On Sunday morning I remarked that we had a nice open Sunday. We would be able to go to church and simply come home. In addition, we had a free Memorial Day as well. We all needed some down time.
Well, that was not to be.
Each Sunday a deacon opens the service with Scripture, a few thoughts, and prayer. Last Sunday was David’s turn. He’s done this many times before. Part way through, it became clear something wasn’t right. I (like other people) thought maybe he was getting choked up while he was reading since he was having trouble reading part way through, but Romans 1 isn’t a passage that generally moves someone to tears. He was clearly not himself. As his wife, I was certain it wasn’t just emotion.
He got through it with some difficulty and sat down with Caroline and me. I looked at him a few times and finally had him go out to the narthex with me. I asked him if he wanted to go home because he didn’t seem well. He mentioned numbness on the left side of his face, arm, foot, etc. As we talked, I said I thought we should leave and maybe even go to the med center that is half way between our church and home.
So we were searching for stroke symptoms on the phone while on the way to the med center. When I dropped David and Caroline off at the door, I told them to go straight to someone and tell them he thinks he might be having a stroke. I knew that would move things along tremendously.
They got him into a room before he had even finished registration. They ran some basic tests which were normal other than his heart rate being up. But given his age they thought he should go by ambulance downtown to the ER for immediate tests and not have to wait in the waiting room there. The only way to rule out a mini-stroke that might lead to a full stroke was to do more tests.

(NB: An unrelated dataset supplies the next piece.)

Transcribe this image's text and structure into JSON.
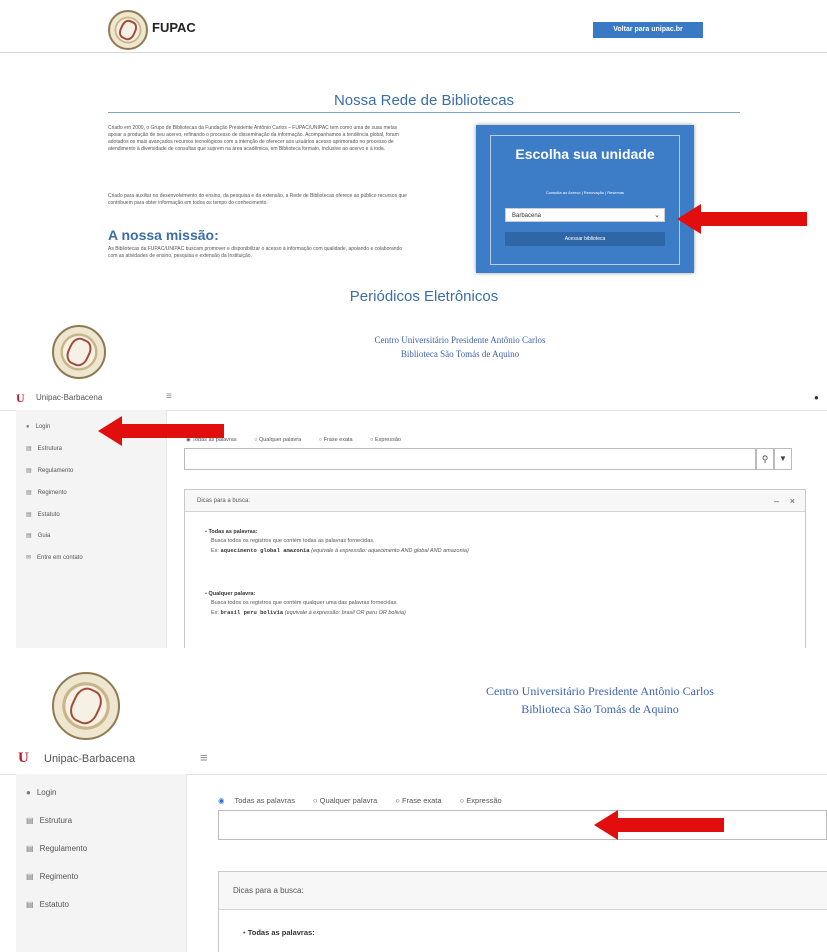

So that’s what we did.
The tests all came back fine. The discharging doctor (who was a delightful young woman) told him he has the heart and numbers of a twenty year old. She said she doesn’t often get to deliver good news so it was a nice change for her. She couldn’t tell us what happened, but it was nothing to do with his heart.
Our conclusion was that it was a spiritual attack or a trigger point that messed him up. A friend also suggested that he could have had a mini-stroke and the Lord healed it before the tests were done. Some might suggest it was a panic attack, but it wasn’t that.

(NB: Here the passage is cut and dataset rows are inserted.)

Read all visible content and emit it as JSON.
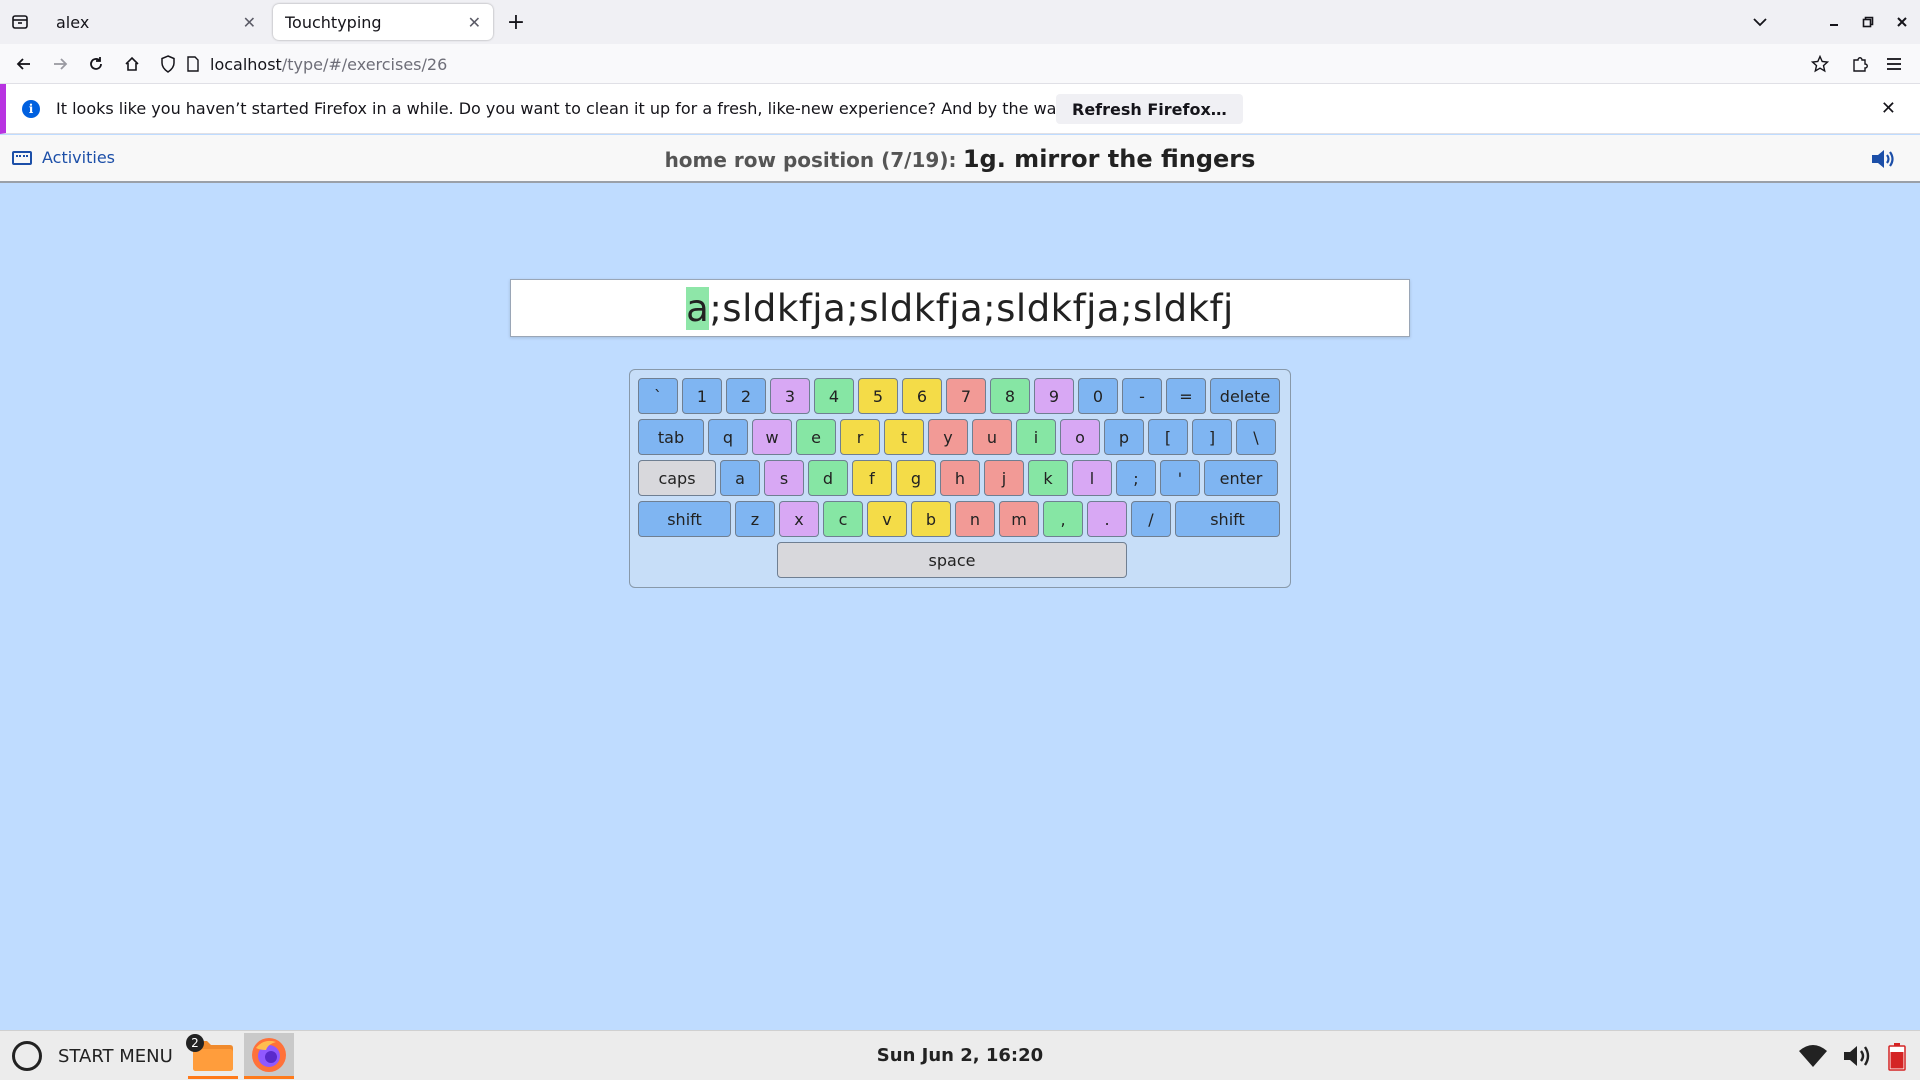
{
  "browser": {
    "tabs": [
      {
        "title": "alex",
        "active": false
      },
      {
        "title": "Touchtyping",
        "active": true
      }
    ],
    "url": {
      "host": "localhost",
      "path": "/type/#/exercises/26"
    },
    "notification": {
      "message": "It looks like you haven’t started Firefox in a while. Do you want to clean it up for a fresh, like-new experience? And by the way, welcome back!",
      "button_label": "Refresh Firefox…"
    }
  },
  "app": {
    "activities_label": "Activities",
    "lesson_prefix": "home row position (7/19):",
    "lesson_name": "1g. mirror the fingers",
    "exercise_text": {
      "current": "a",
      "remaining": ";sldkfja;sldkfja;sldkfja;sldkfj"
    }
  },
  "keyboard": {
    "colors": {
      "blue": "#7fb5f2",
      "purple": "#d8a8f4",
      "green": "#86e6a4",
      "yellow": "#f4dc48",
      "red": "#f29a96",
      "gray": "#d8d8dc"
    },
    "rows": [
      [
        {
          "label": "`",
          "color": "blue"
        },
        {
          "label": "1",
          "color": "blue"
        },
        {
          "label": "2",
          "color": "blue"
        },
        {
          "label": "3",
          "color": "purple"
        },
        {
          "label": "4",
          "color": "green"
        },
        {
          "label": "5",
          "color": "yellow"
        },
        {
          "label": "6",
          "color": "yellow"
        },
        {
          "label": "7",
          "color": "red"
        },
        {
          "label": "8",
          "color": "green"
        },
        {
          "label": "9",
          "color": "purple"
        },
        {
          "label": "0",
          "color": "blue"
        },
        {
          "label": "-",
          "color": "blue"
        },
        {
          "label": "=",
          "color": "blue"
        },
        {
          "label": "delete",
          "color": "blue"
        }
      ],
      [
        {
          "label": "tab",
          "color": "blue"
        },
        {
          "label": "q",
          "color": "blue"
        },
        {
          "label": "w",
          "color": "purple"
        },
        {
          "label": "e",
          "color": "green"
        },
        {
          "label": "r",
          "color": "yellow"
        },
        {
          "label": "t",
          "color": "yellow"
        },
        {
          "label": "y",
          "color": "red"
        },
        {
          "label": "u",
          "color": "red"
        },
        {
          "label": "i",
          "color": "green"
        },
        {
          "label": "o",
          "color": "purple"
        },
        {
          "label": "p",
          "color": "blue"
        },
        {
          "label": "[",
          "color": "blue"
        },
        {
          "label": "]",
          "color": "blue"
        },
        {
          "label": "\\",
          "color": "blue"
        }
      ],
      [
        {
          "label": "caps",
          "color": "gray"
        },
        {
          "label": "a",
          "color": "blue"
        },
        {
          "label": "s",
          "color": "purple"
        },
        {
          "label": "d",
          "color": "green"
        },
        {
          "label": "f",
          "color": "yellow"
        },
        {
          "label": "g",
          "color": "yellow"
        },
        {
          "label": "h",
          "color": "red"
        },
        {
          "label": "j",
          "color": "red"
        },
        {
          "label": "k",
          "color": "green"
        },
        {
          "label": "l",
          "color": "purple"
        },
        {
          "label": ";",
          "color": "blue"
        },
        {
          "label": "'",
          "color": "blue"
        },
        {
          "label": "enter",
          "color": "blue"
        }
      ],
      [
        {
          "label": "shift",
          "color": "blue"
        },
        {
          "label": "z",
          "color": "blue"
        },
        {
          "label": "x",
          "color": "purple"
        },
        {
          "label": "c",
          "color": "green"
        },
        {
          "label": "v",
          "color": "yellow"
        },
        {
          "label": "b",
          "color": "yellow"
        },
        {
          "label": "n",
          "color": "red"
        },
        {
          "label": "m",
          "color": "red"
        },
        {
          "label": ",",
          "color": "green"
        },
        {
          "label": ".",
          "color": "purple"
        },
        {
          "label": "/",
          "color": "blue"
        },
        {
          "label": "shift",
          "color": "blue"
        }
      ],
      [
        {
          "label": "space",
          "color": "gray"
        }
      ]
    ]
  },
  "taskbar": {
    "start_label": "START MENU",
    "folder_badge": "2",
    "clock": "Sun Jun 2,  16:20"
  }
}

I find it interesting that this happened right after I wrote the post about The Power of the Name of Jesus Christ.
In any case, he was perfectly fine the next day. Since it happened at church, Caroline kept two of her friends informed via texts and they shared the news with someone else who got a note to our pastor to announce what was going on before the service ended. (Things moved that quickly. We were already on our way to the ER before the service even ended.) Our church family was praying for us through the entire thing. We were grateful for that.

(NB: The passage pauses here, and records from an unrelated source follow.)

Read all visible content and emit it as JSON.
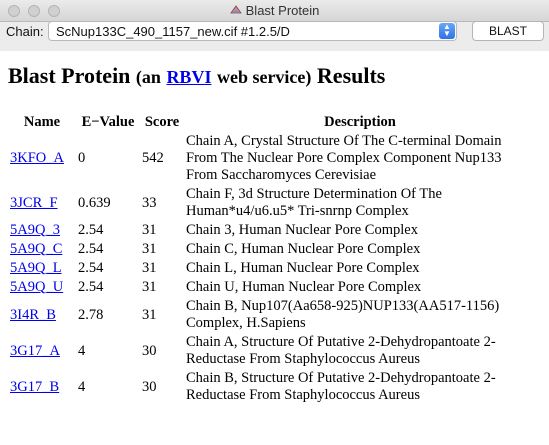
{
  "window": {
    "title": "Blast Protein"
  },
  "toolbar": {
    "chain_label": "Chain:",
    "chain_value": "ScNup133C_490_1157_new.cif #1.2.5/D",
    "blast_button": "BLAST"
  },
  "results": {
    "heading_main": "Blast Protein",
    "heading_an": "(an",
    "heading_link": "RBVI",
    "heading_service": "web service)",
    "heading_results": "Results",
    "columns": [
      "Name",
      "E−Value",
      "Score",
      "Description"
    ],
    "rows": [
      {
        "name": "3KFO_A",
        "evalue": "0",
        "score": "542",
        "description": "Chain A, Crystal Structure Of The C-terminal Domain From The Nuclear Pore Complex Component Nup133 From Saccharomyces Cerevisiae"
      },
      {
        "name": "3JCR_F",
        "evalue": "0.639",
        "score": "33",
        "description": "Chain F, 3d Structure Determination Of The Human*u4/u6.u5* Tri-snrnp Complex"
      },
      {
        "name": "5A9Q_3",
        "evalue": "2.54",
        "score": "31",
        "description": "Chain 3, Human Nuclear Pore Complex"
      },
      {
        "name": "5A9Q_C",
        "evalue": "2.54",
        "score": "31",
        "description": "Chain C, Human Nuclear Pore Complex"
      },
      {
        "name": "5A9Q_L",
        "evalue": "2.54",
        "score": "31",
        "description": "Chain L, Human Nuclear Pore Complex"
      },
      {
        "name": "5A9Q_U",
        "evalue": "2.54",
        "score": "31",
        "description": "Chain U, Human Nuclear Pore Complex"
      },
      {
        "name": "3I4R_B",
        "evalue": "2.78",
        "score": "31",
        "description": "Chain B, Nup107(Aa658-925)NUP133(AA517-1156) Complex, H.Sapiens"
      },
      {
        "name": "3G17_A",
        "evalue": "4",
        "score": "30",
        "description": "Chain A, Structure Of Putative 2-Dehydropantoate 2-Reductase From Staphylococcus Aureus"
      },
      {
        "name": "3G17_B",
        "evalue": "4",
        "score": "30",
        "description": "Chain B, Structure Of Putative 2-Dehydropantoate 2-Reductase From Staphylococcus Aureus"
      }
    ]
  }
}
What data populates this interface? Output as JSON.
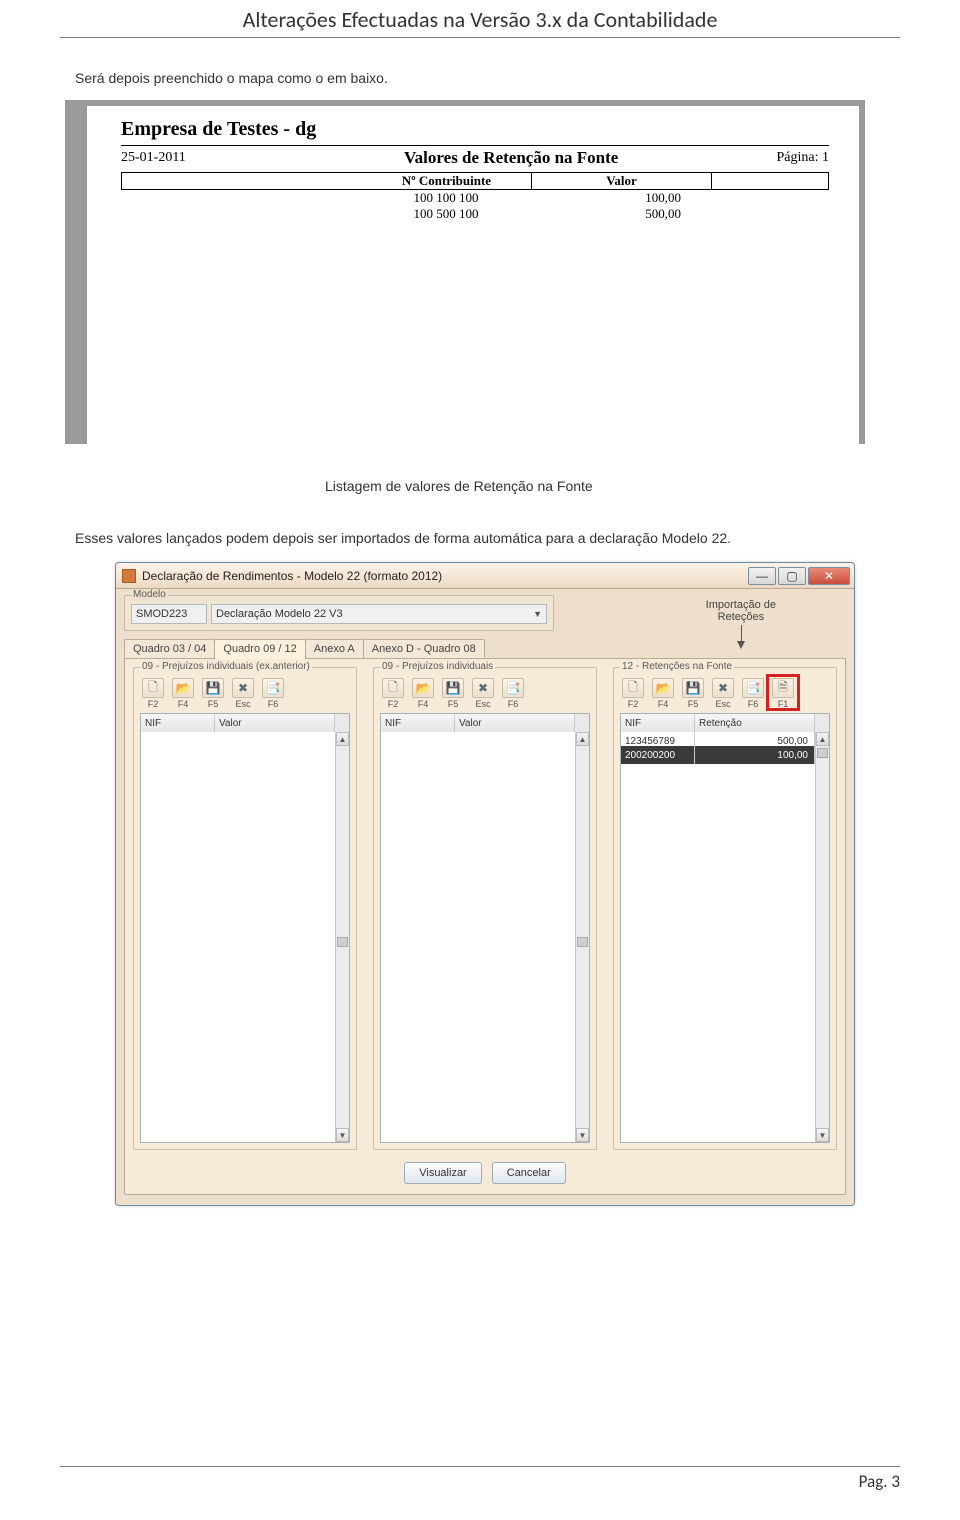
{
  "page_header": "Alterações Efectuadas na Versão 3.x da Contabilidade",
  "para1": "Será depois preenchido o mapa como o em baixo.",
  "caption1": "Listagem de valores de Retenção na Fonte",
  "para2": "Esses valores lançados podem depois ser importados de forma automática para a declaração Modelo 22.",
  "page_footer": "Pag. 3",
  "report": {
    "company": "Empresa de Testes - dg",
    "date": "25-01-2011",
    "title": "Valores de Retenção na Fonte",
    "page_label": "Página:  1",
    "col_contrib": "Nº Contribuinte",
    "col_valor": "Valor",
    "rows": [
      {
        "nif": "100 100 100",
        "valor": "100,00"
      },
      {
        "nif": "100 500 100",
        "valor": "500,00"
      }
    ]
  },
  "appwin": {
    "title": "Declaração de Rendimentos - Modelo 22 (formato 2012)",
    "modelo_group": "Modelo",
    "modelo_code": "SMOD223",
    "modelo_desc": "Declaração Modelo 22 V3",
    "import_label_l1": "Importação de",
    "import_label_l2": "Reteções",
    "tabs": [
      "Quadro 03 / 04",
      "Quadro 09 / 12",
      "Anexo A",
      "Anexo D - Quadro 08"
    ],
    "active_tab_index": 1,
    "panels": [
      {
        "title": "09 - Prejuízos individuais (ex.anterior)",
        "toolbar": [
          "F2",
          "F4",
          "F5",
          "Esc",
          "F6"
        ],
        "cols": [
          "NIF",
          "Valor"
        ]
      },
      {
        "title": "09 - Prejuízos individuais",
        "toolbar": [
          "F2",
          "F4",
          "F5",
          "Esc",
          "F6"
        ],
        "cols": [
          "NIF",
          "Valor"
        ]
      },
      {
        "title": "12 - Retenções na Fonte",
        "toolbar": [
          "F2",
          "F4",
          "F5",
          "Esc",
          "F6",
          "F1"
        ],
        "cols": [
          "NIF",
          "Retenção"
        ],
        "rows": [
          {
            "nif": "123456789",
            "val": "500,00",
            "sel": false
          },
          {
            "nif": "200200200",
            "val": "100,00",
            "sel": true
          }
        ]
      }
    ],
    "btn_view": "Visualizar",
    "btn_cancel": "Cancelar",
    "icons": {
      "new": "🗋",
      "open": "📂",
      "save": "💾",
      "del": "✖",
      "misc": "📑",
      "imp": "🗎"
    }
  }
}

So now we will find out how Samaritan Ministries works on the other side. We’ve just started our fifth year with it and we’ve thankfully never had to submit a need to share. It is a blessing to send out a check each month to another Christian household and know that we are directly meeting a need in the body of Christ. Now we will be on the receiving end. (If you ever decide to join Samaritan, please feel free to use our membership number as your referral – Membership #149571. We receive a discount one month if someone joins with our number.)
This was the first time we’ve had any interaction with corporate medicine since January 2020 when we took Caroline to her former pediatrician for a respiratory infection. I specifically remember asking the doctor what he thought of the covid stuff in the news and he said he didn’t think it would be any big deal. Interesting.
Everything felt normal at the hospital and almost everyone was very kind and pleasant. There were only two people we dealt with who were wearing masks and they were (ironically) the least pleasant people with whom we interacted. Otherwise we were blessed with very nice nurses and doctors, something I started praying about as soon as I knew we were heading to the ER. We remarked we were thankful this didn’t happened in the previous few years because Caroline and I would have been forbidden to even enter the hospital with David since neither one of us could wear a mask. So we gave thanks for that.
The only other interesting bit had to do with the ambulance. David rode by himself because Caroline and I ran home to grab a few things before we drove downtown. One of the first things the woman asked David was if he had been vaccinated. He said he had not. She said, “Good for you. Don’t get it.” Take that for what it’s worth. If I had been in the ambulance with him, I would have peppered her with questions because I’m guessing she has some stories to tell. David, however, is not wired like me and he wasn’t feeling the best so he didn’t discuss it any further.
So that was how we spent our nice open Sunday. Not very relaxing, but we now know that David has an incredibly healthy heart. That’s good to know. We’re thankful he is fine and the Lord protected him from any further troubles, whatever it was that made him so ill.